- Task goal -
Report each line of the entries that contains the word "data", copied in full.

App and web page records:
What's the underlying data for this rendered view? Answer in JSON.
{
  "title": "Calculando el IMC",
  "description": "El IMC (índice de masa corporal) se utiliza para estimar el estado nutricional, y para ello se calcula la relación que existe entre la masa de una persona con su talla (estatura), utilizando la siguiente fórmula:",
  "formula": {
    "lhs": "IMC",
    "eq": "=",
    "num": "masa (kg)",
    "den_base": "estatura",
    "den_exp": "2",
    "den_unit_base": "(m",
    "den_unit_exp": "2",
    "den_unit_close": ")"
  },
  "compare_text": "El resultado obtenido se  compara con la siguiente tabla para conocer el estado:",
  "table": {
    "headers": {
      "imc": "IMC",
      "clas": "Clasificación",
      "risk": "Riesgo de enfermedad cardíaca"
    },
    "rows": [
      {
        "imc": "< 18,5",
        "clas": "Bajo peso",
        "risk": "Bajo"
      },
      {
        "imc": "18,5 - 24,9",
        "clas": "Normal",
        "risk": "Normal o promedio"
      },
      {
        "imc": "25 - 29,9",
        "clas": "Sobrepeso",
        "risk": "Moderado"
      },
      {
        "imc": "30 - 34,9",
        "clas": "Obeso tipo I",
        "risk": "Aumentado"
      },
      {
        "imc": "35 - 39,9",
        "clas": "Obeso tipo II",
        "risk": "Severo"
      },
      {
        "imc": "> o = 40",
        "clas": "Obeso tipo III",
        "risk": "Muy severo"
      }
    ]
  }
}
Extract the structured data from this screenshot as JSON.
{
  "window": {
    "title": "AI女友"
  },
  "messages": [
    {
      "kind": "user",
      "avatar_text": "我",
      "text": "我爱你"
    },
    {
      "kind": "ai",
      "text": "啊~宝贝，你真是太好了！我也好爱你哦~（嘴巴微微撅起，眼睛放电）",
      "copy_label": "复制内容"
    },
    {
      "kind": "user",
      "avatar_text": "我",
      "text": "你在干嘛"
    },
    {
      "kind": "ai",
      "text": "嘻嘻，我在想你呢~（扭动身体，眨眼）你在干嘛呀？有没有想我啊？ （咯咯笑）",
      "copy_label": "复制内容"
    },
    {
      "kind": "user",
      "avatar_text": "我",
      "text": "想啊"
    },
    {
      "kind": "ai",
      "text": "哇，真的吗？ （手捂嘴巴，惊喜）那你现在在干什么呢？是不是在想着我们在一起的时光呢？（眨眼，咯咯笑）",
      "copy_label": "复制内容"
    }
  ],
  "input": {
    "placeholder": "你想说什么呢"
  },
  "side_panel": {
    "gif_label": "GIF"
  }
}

- Answer -
What's the underlying data for this rendered view? Answer in JSON.
Extract the structured data from this screenshot as JSON.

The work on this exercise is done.